William Friedkin’s Killer Joe presents a solid case for invoking that old warning “not for everyone.” The 76-year-old Friedkin has brought us an in-your-face film of often brutal violence and twisted sexuality that not only wears its NC-17 rating on its sleeve, but does so with pride. There is nothing even remotely subtle about this pitch black comedy about the dimmest wits in the entire state of Texas hiring a policeman, who moonlights as a hit man, to bump off the absent matriarch of the group in order to collect on her insurance policy. To put it into some kind of perspective, the hit man is probably the least reprehensible human being in the film.

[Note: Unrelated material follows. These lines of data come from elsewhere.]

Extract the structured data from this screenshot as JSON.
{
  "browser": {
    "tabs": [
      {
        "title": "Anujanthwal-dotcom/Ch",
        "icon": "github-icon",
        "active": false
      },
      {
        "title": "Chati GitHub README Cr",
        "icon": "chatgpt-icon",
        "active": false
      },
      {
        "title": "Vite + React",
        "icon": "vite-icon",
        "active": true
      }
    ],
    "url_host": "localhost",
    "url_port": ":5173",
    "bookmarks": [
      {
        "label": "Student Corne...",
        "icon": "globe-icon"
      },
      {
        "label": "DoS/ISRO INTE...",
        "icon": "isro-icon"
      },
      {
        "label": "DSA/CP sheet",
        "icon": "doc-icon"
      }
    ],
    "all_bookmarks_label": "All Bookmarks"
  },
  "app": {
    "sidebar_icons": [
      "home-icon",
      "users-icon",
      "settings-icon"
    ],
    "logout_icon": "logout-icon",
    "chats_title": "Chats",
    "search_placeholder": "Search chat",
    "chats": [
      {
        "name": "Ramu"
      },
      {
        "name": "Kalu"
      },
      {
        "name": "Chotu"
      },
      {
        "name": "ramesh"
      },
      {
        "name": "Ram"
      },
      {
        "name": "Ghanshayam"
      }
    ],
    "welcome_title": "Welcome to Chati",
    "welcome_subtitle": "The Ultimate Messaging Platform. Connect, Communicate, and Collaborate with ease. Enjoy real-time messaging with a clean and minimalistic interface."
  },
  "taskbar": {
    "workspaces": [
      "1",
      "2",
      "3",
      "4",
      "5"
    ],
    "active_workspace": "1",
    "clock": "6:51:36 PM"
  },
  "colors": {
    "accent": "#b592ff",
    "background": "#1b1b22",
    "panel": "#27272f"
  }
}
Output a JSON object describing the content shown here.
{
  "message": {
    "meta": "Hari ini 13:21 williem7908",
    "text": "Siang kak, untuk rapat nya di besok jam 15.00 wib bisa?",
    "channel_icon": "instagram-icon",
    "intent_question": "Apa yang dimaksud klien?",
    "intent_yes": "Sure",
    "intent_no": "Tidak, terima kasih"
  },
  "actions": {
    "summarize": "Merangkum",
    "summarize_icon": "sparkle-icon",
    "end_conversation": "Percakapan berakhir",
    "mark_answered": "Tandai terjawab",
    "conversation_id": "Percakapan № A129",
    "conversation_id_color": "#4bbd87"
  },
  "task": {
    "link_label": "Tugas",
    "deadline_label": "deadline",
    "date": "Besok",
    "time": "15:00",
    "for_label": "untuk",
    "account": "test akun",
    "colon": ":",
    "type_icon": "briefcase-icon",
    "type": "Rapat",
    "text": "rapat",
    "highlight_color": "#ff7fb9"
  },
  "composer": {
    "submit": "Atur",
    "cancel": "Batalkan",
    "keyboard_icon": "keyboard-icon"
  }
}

It’s the sort of film that might make an audience made up of Erskine Caldwell, Tennessee Williams and Jim Thompson sit up and take notice. Yes, it’s that kind of thing — and it may well do for the fried chicken leg what Friedkin’s The Exorcist did for split-pea soup back in 1973. If nothing else, it can truly be said that age has not mellowed the director. Whether you’ll consider that a good thing may be another matter.
In an era where movies have by and large been PG-13-ified into submission to reach the largest possible audience, it’s actually refreshing to find someone boldly going as far as possible in the other direction. Here we have a filmmaker openly courting controversy — something we rarely see unless Pedro Almodóvar’s name is attached to it. This, however, is nothing like Almodóvar. This is one nasty bit of goods that wants the viewer to leave the theater knowing he or she has had an experience and, in that respect, I doubt Killer Joe is likely to disappoint. This is Friedkin at his most 1970s provocative — only maybe more so.
As with Friedkin’s last film, the little-seen Bug (2006), Killer Joe is a collaboration with playwright Tracy Letts. And again, the theatrical origins are unmistakable — and they’re all to the good. (Frankly, Friedkin seems to me at his best working from theater pieces.) The story takes place in a hellish trailer park with a burning 55-gallon drum (seemingly the equivalent of a porch light) with a barking pit bull on a chain and an always lurking thunderstorm providing a kind of chorus. (The approach is purely in the realm of the kind of “super realism” found in operatic utter stylization.) As the film opens, small-time drug dealer Chris Smith (Emile Hirsch) comes calling on his father, Ansel (Thomas Haden Church), but is greeted by his step-mother Sharla (Gina Gershon) — her lower half clad in nothing, except possibly a merkin. (Her excuse for opening the door in this state is that she didn’t know who was at the door.) Chris, it transpires, has been thrown out by his mother and is in dire need of money to pay for the cocaine she stole from him. His plan is that they pay “Killer Joe” Cooper (Matthew McConaughey in a blistering performance) to whack Mom for the insurance money that his very peculiar baby doll-like sister Dottie (Juno Temple) will receive. After all, he reasons, Mom isn’t doing anybody any good alive. Dottie agrees.
It should be simple, but it isn’t — starting with the fact that “Killer Joe” wants Dottie as a guarantee against his fee. Worse, the icily professional Joe has clearly underestimated the amassed stupidity of the Smith clan — as well as their tendency toward duplicity. I’ll say no more about the plot, but I’ll note that almost nothing goes off as expected as the film works its way to an ending that …well, this film’s content might be viewed as the sickest and bloodiest “happy” ending imaginable (depending on what you think happens next). A great deal of the film is bitterly funny, but the operative word is “bitter.” Am I recommending it? Yes, but with the warning that it will offend many. If anything, the stated reasons for the rating seem a little mild (”a scene of brutality?”). You are warned. Rated NC-17 for graphic disturbing content involving violence and sexuality, and a scene of brutality.